[Collection entries]
==============================

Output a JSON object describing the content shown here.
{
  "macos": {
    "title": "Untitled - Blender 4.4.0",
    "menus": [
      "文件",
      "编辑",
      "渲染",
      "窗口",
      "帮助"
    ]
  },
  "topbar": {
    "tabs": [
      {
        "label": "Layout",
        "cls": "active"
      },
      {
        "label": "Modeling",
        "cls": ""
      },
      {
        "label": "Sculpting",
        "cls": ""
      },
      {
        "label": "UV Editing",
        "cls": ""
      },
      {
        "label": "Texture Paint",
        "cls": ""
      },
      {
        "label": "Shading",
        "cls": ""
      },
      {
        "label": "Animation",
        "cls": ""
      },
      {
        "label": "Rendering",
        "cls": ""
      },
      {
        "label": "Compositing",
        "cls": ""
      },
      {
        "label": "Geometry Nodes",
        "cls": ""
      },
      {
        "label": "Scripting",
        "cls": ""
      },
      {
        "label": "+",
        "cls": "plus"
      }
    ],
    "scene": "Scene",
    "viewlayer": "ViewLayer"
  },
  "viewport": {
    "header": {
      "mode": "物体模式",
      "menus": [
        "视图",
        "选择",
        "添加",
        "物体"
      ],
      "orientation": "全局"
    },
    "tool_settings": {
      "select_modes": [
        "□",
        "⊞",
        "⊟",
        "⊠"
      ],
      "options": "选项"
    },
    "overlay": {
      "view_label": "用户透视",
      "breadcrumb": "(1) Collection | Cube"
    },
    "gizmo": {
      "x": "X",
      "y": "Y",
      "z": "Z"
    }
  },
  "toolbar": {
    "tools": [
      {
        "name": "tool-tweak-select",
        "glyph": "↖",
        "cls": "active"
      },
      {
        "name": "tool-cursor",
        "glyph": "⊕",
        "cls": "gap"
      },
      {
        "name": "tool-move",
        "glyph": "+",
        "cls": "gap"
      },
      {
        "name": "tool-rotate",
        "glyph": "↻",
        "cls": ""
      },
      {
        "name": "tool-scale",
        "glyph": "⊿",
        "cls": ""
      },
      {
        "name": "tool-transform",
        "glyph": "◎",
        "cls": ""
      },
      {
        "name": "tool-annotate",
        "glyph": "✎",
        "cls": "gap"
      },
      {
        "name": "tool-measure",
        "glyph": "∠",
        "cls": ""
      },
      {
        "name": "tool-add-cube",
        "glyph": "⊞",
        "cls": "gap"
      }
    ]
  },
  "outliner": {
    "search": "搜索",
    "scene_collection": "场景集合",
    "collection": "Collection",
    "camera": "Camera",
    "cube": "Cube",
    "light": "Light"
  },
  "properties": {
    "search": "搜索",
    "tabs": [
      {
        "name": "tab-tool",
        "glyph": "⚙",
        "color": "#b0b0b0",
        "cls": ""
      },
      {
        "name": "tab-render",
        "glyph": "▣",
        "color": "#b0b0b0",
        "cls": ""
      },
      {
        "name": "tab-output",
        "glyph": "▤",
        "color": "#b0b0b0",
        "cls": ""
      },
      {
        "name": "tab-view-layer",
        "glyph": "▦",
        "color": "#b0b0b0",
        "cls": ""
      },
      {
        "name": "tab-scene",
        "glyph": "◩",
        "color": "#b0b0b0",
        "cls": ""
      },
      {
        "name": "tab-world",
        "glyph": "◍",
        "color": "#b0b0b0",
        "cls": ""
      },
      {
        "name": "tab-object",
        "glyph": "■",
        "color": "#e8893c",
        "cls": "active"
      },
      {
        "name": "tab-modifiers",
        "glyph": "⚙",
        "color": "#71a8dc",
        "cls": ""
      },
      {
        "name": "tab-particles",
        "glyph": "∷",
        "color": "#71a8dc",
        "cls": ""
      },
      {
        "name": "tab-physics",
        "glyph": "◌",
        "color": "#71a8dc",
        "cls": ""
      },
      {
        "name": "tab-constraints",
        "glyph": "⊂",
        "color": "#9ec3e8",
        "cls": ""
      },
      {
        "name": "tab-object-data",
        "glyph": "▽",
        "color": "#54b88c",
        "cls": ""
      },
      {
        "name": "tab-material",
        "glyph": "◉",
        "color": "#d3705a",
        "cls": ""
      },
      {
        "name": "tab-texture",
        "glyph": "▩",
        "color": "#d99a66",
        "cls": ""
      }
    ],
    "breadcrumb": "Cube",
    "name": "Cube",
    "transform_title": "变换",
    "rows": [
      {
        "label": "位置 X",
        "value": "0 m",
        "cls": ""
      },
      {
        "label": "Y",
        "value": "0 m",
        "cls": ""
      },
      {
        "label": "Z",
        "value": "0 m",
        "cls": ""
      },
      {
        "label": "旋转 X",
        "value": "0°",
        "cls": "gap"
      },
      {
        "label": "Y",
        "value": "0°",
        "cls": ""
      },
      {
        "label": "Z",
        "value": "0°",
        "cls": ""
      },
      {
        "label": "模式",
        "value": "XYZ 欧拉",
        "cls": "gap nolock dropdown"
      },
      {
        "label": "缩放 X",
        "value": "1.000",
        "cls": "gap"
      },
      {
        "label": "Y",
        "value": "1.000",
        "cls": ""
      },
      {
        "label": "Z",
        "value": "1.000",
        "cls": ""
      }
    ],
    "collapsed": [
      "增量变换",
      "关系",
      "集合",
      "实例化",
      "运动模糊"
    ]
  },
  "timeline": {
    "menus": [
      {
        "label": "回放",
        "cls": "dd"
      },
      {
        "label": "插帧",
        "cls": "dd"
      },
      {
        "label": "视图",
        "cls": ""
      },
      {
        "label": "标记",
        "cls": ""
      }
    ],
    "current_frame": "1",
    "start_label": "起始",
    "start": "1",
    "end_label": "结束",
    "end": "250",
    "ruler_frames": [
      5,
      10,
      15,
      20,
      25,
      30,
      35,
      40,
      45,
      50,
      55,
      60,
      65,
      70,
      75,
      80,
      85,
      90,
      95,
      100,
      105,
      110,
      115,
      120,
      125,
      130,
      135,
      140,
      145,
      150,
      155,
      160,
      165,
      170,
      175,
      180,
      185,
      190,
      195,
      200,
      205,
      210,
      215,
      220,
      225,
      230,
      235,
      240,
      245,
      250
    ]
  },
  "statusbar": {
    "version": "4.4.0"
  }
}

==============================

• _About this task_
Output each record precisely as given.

• _Finished task_
Output a JSON object describing the content shown here.
{
  "macos": {
    "title": "Untitled - Blender 4.4.0",
    "menus": [
      "文件",
      "编辑",
      "渲染",
      "窗口",
      "帮助"
    ]
  },
  "topbar": {
    "tabs": [
      {
        "label": "Layout",
        "cls": "active"
      },
      {
        "label": "Modeling",
        "cls": ""
      },
      {
        "label": "Sculpting",
        "cls": ""
      },
      {
        "label": "UV Editing",
        "cls": ""
      },
      {
        "label": "Texture Paint",
        "cls": ""
      },
      {
        "label": "Shading",
        "cls": ""
      },
      {
        "label": "Animation",
        "cls": ""
      },
      {
        "label": "Rendering",
        "cls": ""
      },
      {
        "label": "Compositing",
        "cls": ""
      },
      {
        "label": "Geometry Nodes",
        "cls": ""
      },
      {
        "label": "Scripting",
        "cls": ""
      },
      {
        "label": "+",
        "cls": "plus"
      }
    ],
    "scene": "Scene",
    "viewlayer": "ViewLayer"
  },
  "viewport": {
    "header": {
      "mode": "物体模式",
      "menus": [
        "视图",
        "选择",
        "添加",
        "物体"
      ],
      "orientation": "全局"
    },
    "tool_settings": {
      "select_modes": [
        "□",
        "⊞",
        "⊟",
        "⊠"
      ],
      "options": "选项"
    },
    "overlay": {
      "view_label": "用户透视",
      "breadcrumb": "(1) Collection | Cube"
    },
    "gizmo": {
      "x": "X",
      "y": "Y",
      "z": "Z"
    }
  },
  "toolbar": {
    "tools": [
      {
        "name": "tool-tweak-select",
        "glyph": "↖",
        "cls": "active"
      },
      {
        "name": "tool-cursor",
        "glyph": "⊕",
        "cls": "gap"
      },
      {
        "name": "tool-move",
        "glyph": "+",
        "cls": "gap"
      },
      {
        "name": "tool-rotate",
        "glyph": "↻",
        "cls": ""
      },
      {
        "name": "tool-scale",
        "glyph": "⊿",
        "cls": ""
      },
      {
        "name": "tool-transform",
        "glyph": "◎",
        "cls": ""
      },
      {
        "name": "tool-annotate",
        "glyph": "✎",
        "cls": "gap"
      },
      {
        "name": "tool-measure",
        "glyph": "∠",
        "cls": ""
      },
      {
        "name": "tool-add-cube",
        "glyph": "⊞",
        "cls": "gap"
      }
    ]
  },
  "outliner": {
    "search": "搜索",
    "scene_collection": "场景集合",
    "collection": "Collection",
    "camera": "Camera",
    "cube": "Cube",
    "light": "Light"
  },
  "properties": {
    "search": "搜索",
    "tabs": [
      {
        "name": "tab-tool",
        "glyph": "⚙",
        "color": "#b0b0b0",
        "cls": ""
      },
      {
        "name": "tab-render",
        "glyph": "▣",
        "color": "#b0b0b0",
        "cls": ""
      },
      {
        "name": "tab-output",
        "glyph": "▤",
        "color": "#b0b0b0",
        "cls": ""
      },
      {
        "name": "tab-view-layer",
        "glyph": "▦",
        "color": "#b0b0b0",
        "cls": ""
      },
      {
        "name": "tab-scene",
        "glyph": "◩",
        "color": "#b0b0b0",
        "cls": ""
      },
      {
        "name": "tab-world",
        "glyph": "◍",
        "color": "#b0b0b0",
        "cls": ""
      },
      {
        "name": "tab-object",
        "glyph": "■",
        "color": "#e8893c",
        "cls": "active"
      },
      {
        "name": "tab-modifiers",
        "glyph": "⚙",
        "color": "#71a8dc",
        "cls": ""
      },
      {
        "name": "tab-particles",
        "glyph": "∷",
        "color": "#71a8dc",
        "cls": ""
      },
      {
        "name": "tab-physics",
        "glyph": "◌",
        "color": "#71a8dc",
        "cls": ""
      },
      {
        "name": "tab-constraints",
        "glyph": "⊂",
        "color": "#9ec3e8",
        "cls": ""
      },
      {
        "name": "tab-object-data",
        "glyph": "▽",
        "color": "#54b88c",
        "cls": ""
      },
      {
        "name": "tab-material",
        "glyph": "◉",
        "color": "#d3705a",
        "cls": ""
      },
      {
        "name": "tab-texture",
        "glyph": "▩",
        "color": "#d99a66",
        "cls": ""
      }
    ],
    "breadcrumb": "Cube",
    "name": "Cube",
    "transform_title": "变换",
    "rows": [
      {
        "label": "位置 X",
        "value": "0 m",
        "cls": ""
      },
      {
        "label": "Y",
        "value": "0 m",
        "cls": ""
      },
      {
        "label": "Z",
        "value": "0 m",
        "cls": ""
      },
      {
        "label": "旋转 X",
        "value": "0°",
        "cls": "gap"
      },
      {
        "label": "Y",
        "value": "0°",
        "cls": ""
      },
      {
        "label": "Z",
        "value": "0°",
        "cls": ""
      },
      {
        "label": "模式",
        "value": "XYZ 欧拉",
        "cls": "gap nolock dropdown"
      },
      {
        "label": "缩放 X",
        "value": "1.000",
        "cls": "gap"
      },
      {
        "label": "Y",
        "value": "1.000",
        "cls": ""
      },
      {
        "label": "Z",
        "value": "1.000",
        "cls": ""
      }
    ],
    "collapsed": [
      "增量变换",
      "关系",
      "集合",
      "实例化",
      "运动模糊"
    ]
  },
  "timeline": {
    "menus": [
      {
        "label": "回放",
        "cls": "dd"
      },
      {
        "label": "插帧",
        "cls": "dd"
      },
      {
        "label": "视图",
        "cls": ""
      },
      {
        "label": "标记",
        "cls": ""
      }
    ],
    "current_frame": "1",
    "start_label": "起始",
    "start": "1",
    "end_label": "结束",
    "end": "250",
    "ruler_frames": [
      5,
      10,
      15,
      20,
      25,
      30,
      35,
      40,
      45,
      50,
      55,
      60,
      65,
      70,
      75,
      80,
      85,
      90,
      95,
      100,
      105,
      110,
      115,
      120,
      125,
      130,
      135,
      140,
      145,
      150,
      155,
      160,
      165,
      170,
      175,
      180,
      185,
      190,
      195,
      200,
      205,
      210,
      215,
      220,
      225,
      230,
      235,
      240,
      245,
      250
    ]
  },
  "statusbar": {
    "version": "4.4.0"
  }
}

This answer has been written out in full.